The joke even worked with no white beaker at all. All you had to do was look at your victim, produce a secret smirk and pretend that you saw the famous decoration. If the other lifted the helmet to remove the non-existent article you had won.
There are few things more delightful than
observing a man with a beaker stuck to his helmet, sneaking up behind
another man to plant a beaker on his helmet.
But why stop at only one plastic container? With great
considerable perseverance elaborate ploys were devised to distract the
victim and plant additional decorations on his head-gear - some of them
arranged in sophisticated geometric patterns - placed there by highly organised 'beaker planting gangs'.
I've seen self-important managers - leaders of men - confidently stride across the plant with a crop-circle of plastic stuck to their white helmets - totally oblivious of the fact that they had been endowed with a set of industrial antlers that made a total mockery of what little authority they had left. They would go about their duties - giving orders, assigning workers their job of the day and taking notes on little plastic memo boards - all the while the centre of a smirking conspiracy of silence. How some people kept their faces straight when they were being told off by an earnest looking man of importance, whose crown was decorated with a blob of grease topped by a white beverage container, I will never know.

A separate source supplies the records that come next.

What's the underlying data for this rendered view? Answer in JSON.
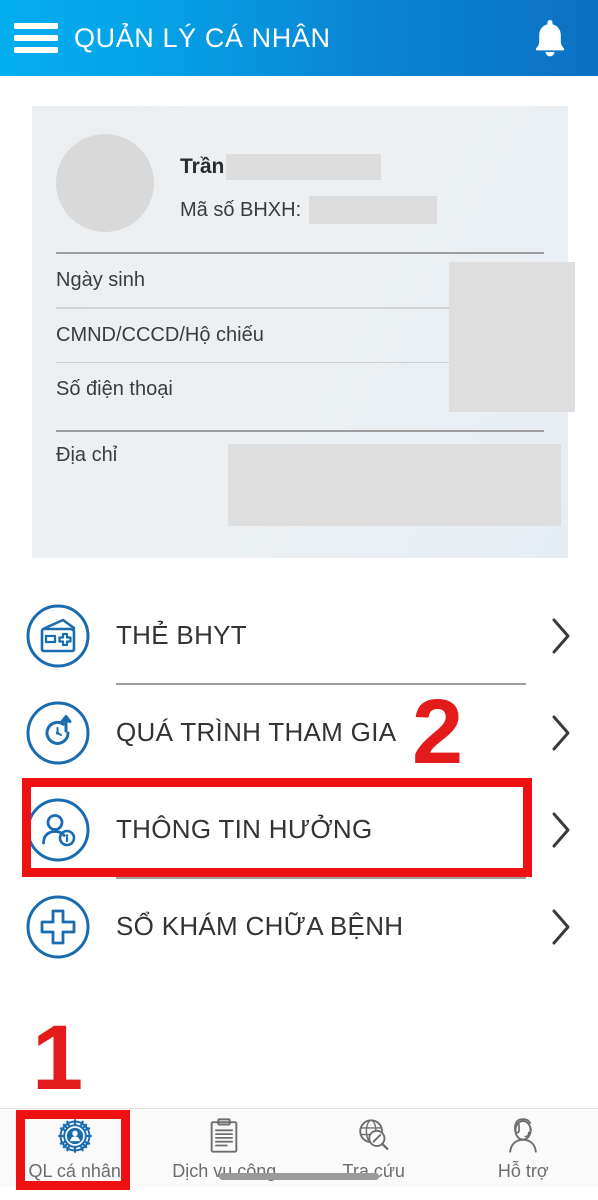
{
  "header": {
    "title": "QUẢN LÝ CÁ NHÂN",
    "menu_icon": "hamburger-icon",
    "notification_icon": "bell-icon"
  },
  "profile_card": {
    "name": "Trần",
    "name_redacted": true,
    "bhxh_label": "Mã số BHXH:",
    "bhxh_redacted": true,
    "fields": [
      {
        "label": "Ngày sinh",
        "value_redacted": true
      },
      {
        "label": "CMND/CCCD/Hộ chiếu",
        "value_redacted": true
      },
      {
        "label": "Số điện thoại",
        "value_redacted": true
      },
      {
        "label": "Địa chỉ",
        "value_redacted": true
      }
    ]
  },
  "menu": {
    "items": [
      {
        "label": "THẺ BHYT",
        "icon": "health-insurance-card-icon",
        "highlighted": false
      },
      {
        "label": "QUÁ TRÌNH THAM GIA",
        "icon": "history-clock-icon",
        "highlighted": false
      },
      {
        "label": "THÔNG TIN HƯỞNG",
        "icon": "person-info-icon",
        "highlighted": true
      },
      {
        "label": "SỔ KHÁM CHỮA BỆNH",
        "icon": "medical-cross-icon",
        "highlighted": false
      }
    ],
    "chevron_icon": "chevron-right-icon"
  },
  "bottom_nav": {
    "items": [
      {
        "label": "QL cá nhân",
        "icon": "gear-person-icon",
        "active": true
      },
      {
        "label": "Dịch vụ công",
        "icon": "clipboard-document-icon",
        "active": false
      },
      {
        "label": "Tra cứu",
        "icon": "globe-search-icon",
        "active": false
      },
      {
        "label": "Hỗ trợ",
        "icon": "headset-support-icon",
        "active": false
      }
    ]
  },
  "annotations": [
    {
      "number": "1",
      "target": "QL cá nhân",
      "color": "#e31b1b"
    },
    {
      "number": "2",
      "target": "THÔNG TIN HƯỞNG",
      "color": "#e31b1b"
    }
  ],
  "colors": {
    "header_left": "#03AEEF",
    "header_right": "#0C71C3",
    "icon_blue": "#1a6cb0",
    "annotation_red": "#ee1111",
    "card_bg": "#eceff1"
  }
}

Occasionally a lucky someone would score a brace. The sight of two people wandering side by side to the canteen, each with a white plastic cup stuck to his helmet visible to everyone but himself is something not easily forgotten.

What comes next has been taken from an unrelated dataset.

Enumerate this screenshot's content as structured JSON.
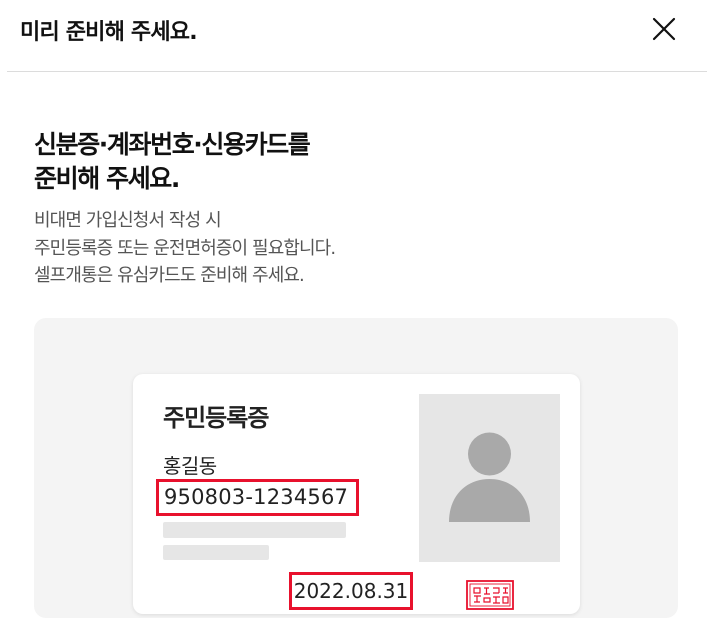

Either of them could of course see the other's decoration, but each kept quiet about it so as not to spoil the joke. When they passed others, they would smirk knowingly and give secret winks looking in the direction of their be-beakered companion - totally unaware of how much they had in common with him. Both would subtly misunderstand the joyous reactions of their fellow workers and must have felt right old twits when they passed a truth-reflecting window.
This kind of joke was played on people for years and only stopped when the plant ground to a halt in 1980. They must have finally run out of lubricant!
If any surfing archaeologist looking for information about the beaker people - who lived in Northern Ireland many years ago - has read this far, you may like to know that you are the latest victim of this silly prank.